Russell frames the family drama in the soap-opera haze of Terry's television, and none of that is as interesting as Joy's struggle to finance her company, with help from Rudy's girlfriend, Trudy (Isabella Rossellini). Here, Lawrence shines as Joy stares down crooked suppliers, tells off her scheming sister, and returns from the brink of financial ruin to hawk her own product on television. Much of Joy feels hollow, but in these moments, under the bright lights of the production studio, you can understand the immense pressure Joy is facing. While the story is less compelling than it could have been, Lawrence is uniformly excellent. Her performance is natural and without pretense, and she displays a host of emotions with grace and subtlety. Russell uses four editors to hack Joy to pieces instead of letting the narrative flow, which lessens the overall effect. Mangano's story is compelling, but Joy focuses too heavily on the wrong parts. The home-shopping craze of the time is more interesting than the melodrama, and, had Russell focused on that subject, Joy might have been a more memorable film.

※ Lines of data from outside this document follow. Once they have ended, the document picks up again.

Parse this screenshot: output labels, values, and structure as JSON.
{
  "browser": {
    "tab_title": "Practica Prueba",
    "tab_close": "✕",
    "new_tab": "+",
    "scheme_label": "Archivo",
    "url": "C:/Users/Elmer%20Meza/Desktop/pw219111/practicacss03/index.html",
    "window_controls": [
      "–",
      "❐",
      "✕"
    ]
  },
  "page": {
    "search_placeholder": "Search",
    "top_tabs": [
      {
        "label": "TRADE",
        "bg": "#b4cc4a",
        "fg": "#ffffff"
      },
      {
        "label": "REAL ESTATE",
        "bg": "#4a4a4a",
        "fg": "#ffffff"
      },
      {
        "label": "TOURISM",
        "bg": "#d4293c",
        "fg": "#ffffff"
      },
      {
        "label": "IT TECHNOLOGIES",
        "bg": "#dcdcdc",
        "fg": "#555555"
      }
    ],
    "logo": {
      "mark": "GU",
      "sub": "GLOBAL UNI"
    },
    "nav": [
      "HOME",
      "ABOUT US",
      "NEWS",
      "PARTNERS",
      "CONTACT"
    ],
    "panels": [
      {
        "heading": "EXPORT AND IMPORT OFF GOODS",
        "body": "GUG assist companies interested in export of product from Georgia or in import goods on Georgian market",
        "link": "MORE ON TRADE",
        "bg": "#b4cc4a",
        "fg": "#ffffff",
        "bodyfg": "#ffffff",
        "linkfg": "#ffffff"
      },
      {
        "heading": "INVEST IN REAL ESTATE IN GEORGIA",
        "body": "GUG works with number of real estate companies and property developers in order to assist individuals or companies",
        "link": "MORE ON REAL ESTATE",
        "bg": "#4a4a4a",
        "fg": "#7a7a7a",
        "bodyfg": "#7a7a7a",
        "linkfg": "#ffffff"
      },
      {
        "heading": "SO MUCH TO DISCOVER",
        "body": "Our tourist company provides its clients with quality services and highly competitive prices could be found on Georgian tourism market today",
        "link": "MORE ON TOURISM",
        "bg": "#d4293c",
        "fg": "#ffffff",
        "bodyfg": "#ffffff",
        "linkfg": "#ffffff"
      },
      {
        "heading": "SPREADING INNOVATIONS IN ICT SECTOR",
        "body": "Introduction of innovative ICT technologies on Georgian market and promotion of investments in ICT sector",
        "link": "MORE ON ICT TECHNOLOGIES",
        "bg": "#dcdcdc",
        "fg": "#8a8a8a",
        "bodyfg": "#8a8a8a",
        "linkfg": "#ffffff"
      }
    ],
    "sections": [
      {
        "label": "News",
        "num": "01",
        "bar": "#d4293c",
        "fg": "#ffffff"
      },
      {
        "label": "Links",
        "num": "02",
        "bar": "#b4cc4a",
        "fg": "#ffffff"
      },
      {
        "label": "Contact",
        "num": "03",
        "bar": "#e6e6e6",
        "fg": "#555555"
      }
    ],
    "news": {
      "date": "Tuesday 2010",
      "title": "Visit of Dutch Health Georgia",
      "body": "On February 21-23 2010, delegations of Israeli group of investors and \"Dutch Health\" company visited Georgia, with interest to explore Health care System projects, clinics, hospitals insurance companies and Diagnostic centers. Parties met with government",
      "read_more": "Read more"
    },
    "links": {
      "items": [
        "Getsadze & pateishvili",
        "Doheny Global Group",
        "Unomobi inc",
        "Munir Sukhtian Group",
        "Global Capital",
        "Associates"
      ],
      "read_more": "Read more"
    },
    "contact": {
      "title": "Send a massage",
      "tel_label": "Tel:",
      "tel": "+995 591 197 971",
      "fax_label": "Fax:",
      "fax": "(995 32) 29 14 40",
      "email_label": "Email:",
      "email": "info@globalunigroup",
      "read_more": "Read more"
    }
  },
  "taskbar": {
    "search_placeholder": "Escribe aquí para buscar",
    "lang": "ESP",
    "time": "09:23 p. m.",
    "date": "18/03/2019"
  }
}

The 1.85:1/1080p/AVC-encoded image replicates the theatrical experience and complements the Super 35-shot material. Russell eschews a glossy, digital appearance, and instead gives Joy a raw, slightly grainy, desaturized look. Fine-object detail is abundant, as is texture, and the image is overall clear and sharp. Blacks are inky and shadow detail is strong. Colors are nicely saturated and skin tones accurate. There are moments of softness when Russell chooses to flash back in time, but I noticed no issues with aliasing, compression artifacts or digital tinkering.
The 5.1 DTS-HD Master Audio mix is surprisingly immersive, with plenty of surround use and speaker-panning background effects. Dialogue is crisp and clean, and is balanced appropriately with effects and score. There is a lot of subtle work in the surrounds here, and this is certainly an impressive mix for a dialogue-driven film. There are Spanish, French, Portuguese and Russian 5.1 lossy dubs, and a plethora of subtitle options.
PACKAGING AND EXTRAS:
This single-disc release includes a code to redeem an iTunes or UltraViolet HD digital copy. The first pressing includes a gatefold slipcover, with matching cover art and review pull-quotes inside the flap. Joy, Strength and Perseverance (20:21/HD), offers interviews from the cast and crew about the project. Times Talk with Maureen Dowd (1:07:42/HD) is a lengthy, somewhat informal interview with Russell and Lawrence. You also get an unnecessary Photo Gallery (0:38/HD) of publicity stills.
Jennifer Lawrence is again excellent in Joy, her third collaboration with director David O. Russell. The film tells the story of inventor and investor Joy Mangano, who created a self-wringing mop and marketed it on television. The stop-start narrative and superficial plot undermine Lawrence's committed performance, and she is certainly more impressive than the film around her. Recommended for her Lawrence's work.